“I write today to urge you to take swift action to assist homeowners,” the Chairman wrote. “Specifically, FHFA should direct Fannie Mae and Freddie Mac to require mortgage servicers to automatically grant forbearance to borrowers who are delinquent for sixty days or more. Although forbearance is currently an option for delinquent mortgage holders, data recently obtained by the Select Subcommittee show that a substantial number of delinquent borrowers, particularly borrowers with the lowest incomes, had not obtained forbearance as of August 2020 and are in need of financial relief.”
On July 27, 2020, Chairman Clyburn sent letters to Fannie Mae and Freddie Mac seeking information on delinquent loans and urging the entities to help homeowners and renters avoid foreclosure and eviction. FHFA responded on behalf of both entities, producing some responsive information while withholding other information.
Data obtained from FHFA shows that the number of homeowners in forbearance rose dramatically, from 8,827 homeowners in January 2020 to 1,149,245 in June 2020, after the CARES Act extended the availability of forbearance. However, not all homeowners who were delinquent received forbearance. More than 31,000 homeowners who were over 60 days delinquent on their mortgage in August had not received forbearance.
The data shows that lower-income borrowers in delinquency received forbearance less often than those with higher incomes. Among lower-income borrowers (those with incomes of 80% or less of area median income) with delinquent loans, 66% received forbearance in June, while among higher-income borrowers (those with 100% or more of area median income), 77% received forbearance.
The data also revealed geographic disparities. Delinquencies in June were particularly high in Connecticut, Florida, Hawaii, Louisiana, New Jersey, and New York. In each of these states, more than 7% of homeowners with federally-backed mortgages missed at least one monthly payment.

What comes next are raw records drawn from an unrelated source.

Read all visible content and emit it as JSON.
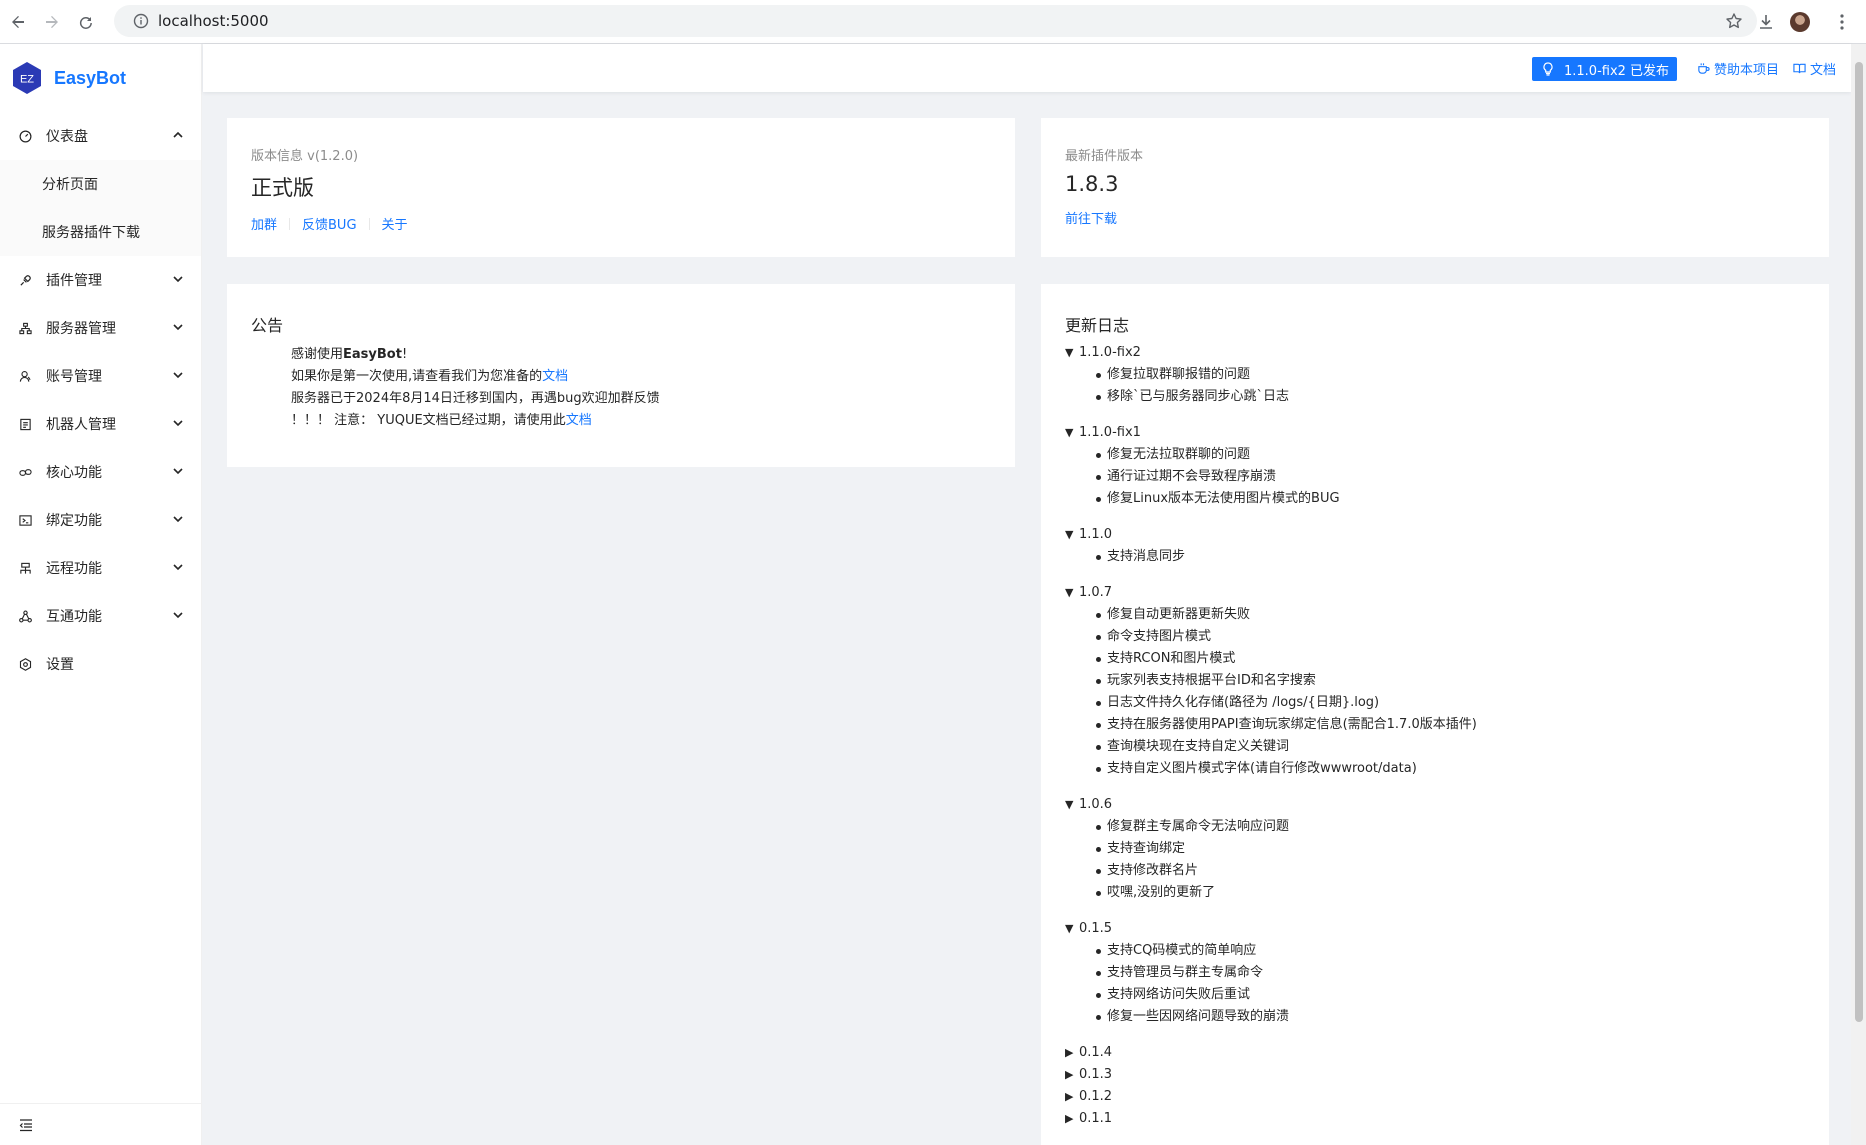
{
  "browser": {
    "url": "localhost:5000"
  },
  "brand": {
    "logo_text": "EZ",
    "name": "EasyBot"
  },
  "sidebar": {
    "items": [
      {
        "label": "仪表盘",
        "icon": "dashboard-icon",
        "expanded": true
      },
      {
        "label": "插件管理",
        "icon": "plugin-icon"
      },
      {
        "label": "服务器管理",
        "icon": "server-icon"
      },
      {
        "label": "账号管理",
        "icon": "user-icon"
      },
      {
        "label": "机器人管理",
        "icon": "robot-icon"
      },
      {
        "label": "核心功能",
        "icon": "core-icon"
      },
      {
        "label": "绑定功能",
        "icon": "bind-icon"
      },
      {
        "label": "远程功能",
        "icon": "remote-icon"
      },
      {
        "label": "互通功能",
        "icon": "share-icon"
      },
      {
        "label": "设置",
        "icon": "settings-icon"
      }
    ],
    "dashboard_subitems": [
      "分析页面",
      "服务器插件下载"
    ]
  },
  "header": {
    "release_tag": "1.1.0-fix2 已发布",
    "sponsor_label": "赞助本项目",
    "docs_label": "文档"
  },
  "version_card": {
    "label": "版本信息 v(1.2.0)",
    "value": "正式版",
    "links": [
      "加群",
      "反馈BUG",
      "关于"
    ]
  },
  "plugin_card": {
    "label": "最新插件版本",
    "value": "1.8.3",
    "link": "前往下载"
  },
  "notice_card": {
    "title": "公告",
    "line1_prefix": "感谢使用",
    "line1_bold": "EasyBot",
    "line1_suffix": "!",
    "line2_prefix": "如果你是第一次使用,请查看我们为您准备的",
    "line2_link": "文档",
    "line3": "服务器已于2024年8月14日迁移到国内，再遇bug欢迎加群反馈",
    "line4_prefix": "！！！ 注意： YUQUE文档已经过期，请使用此",
    "line4_link": "文档"
  },
  "changelog": {
    "title": "更新日志",
    "versions": [
      {
        "version": "1.1.0-fix2",
        "items": [
          "修复拉取群聊报错的问题",
          "移除`已与服务器同步心跳`日志"
        ]
      },
      {
        "version": "1.1.0-fix1",
        "items": [
          "修复无法拉取群聊的问题",
          "通行证过期不会导致程序崩溃",
          "修复Linux版本无法使用图片模式的BUG"
        ]
      },
      {
        "version": "1.1.0",
        "items": [
          "支持消息同步"
        ]
      },
      {
        "version": "1.0.7",
        "items": [
          "修复自动更新器更新失败",
          "命令支持图片模式",
          "支持RCON和图片模式",
          "玩家列表支持根据平台ID和名字搜索",
          "日志文件持久化存储(路径为 /logs/{日期}.log)",
          "支持在服务器使用PAPI查询玩家绑定信息(需配合1.7.0版本插件)",
          "查询模块现在支持自定义关键词",
          "支持自定义图片模式字体(请自行修改wwwroot/data)"
        ]
      },
      {
        "version": "1.0.6",
        "items": [
          "修复群主专属命令无法响应问题",
          "支持查询绑定",
          "支持修改群名片",
          "哎嘿,没别的更新了"
        ]
      },
      {
        "version": "0.1.5",
        "items": [
          "支持CQ码模式的简单响应",
          "支持管理员与群主专属命令",
          "支持网络访问失败后重试",
          "修复一些因网络问题导致的崩溃"
        ]
      }
    ],
    "collapsed": [
      "0.1.4",
      "0.1.3",
      "0.1.2",
      "0.1.1"
    ]
  },
  "colors": {
    "accent": "#1677ff",
    "background": "#f0f2f5"
  }
}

Homeowners in Puerto Rico were in even more severe financial distress, with nearly 20% of homeowners delinquent.
A report from the FHFA Inspector General shows that mortgage servicers have provided incomplete or inaccurate information to borrowers about their options for financial relief. Surveys show that many borrowers are uninformed or misinformed about forbearance.
Today’s letter requests that FHFA direct Fannie Mae and Freddie Mac to implement automatic forbearance for borrowers who are 60-days delinquent—a step included in the House-passed Heroes Act.
In addition, today’s letter urges cooperation with the Select Subcommittee’s inquiry:
“It is also critical that FHFA produce to the Select Subcommittee the responsive information that you are currently withholding, which would shed light on homeowners’ struggles to pay their mortgages as the pandemic continues,” The Chairman explained. “The refusal to produce this information is obstructing the Subcommittee’s inquiry and must end.”
Click here to read today’s letter.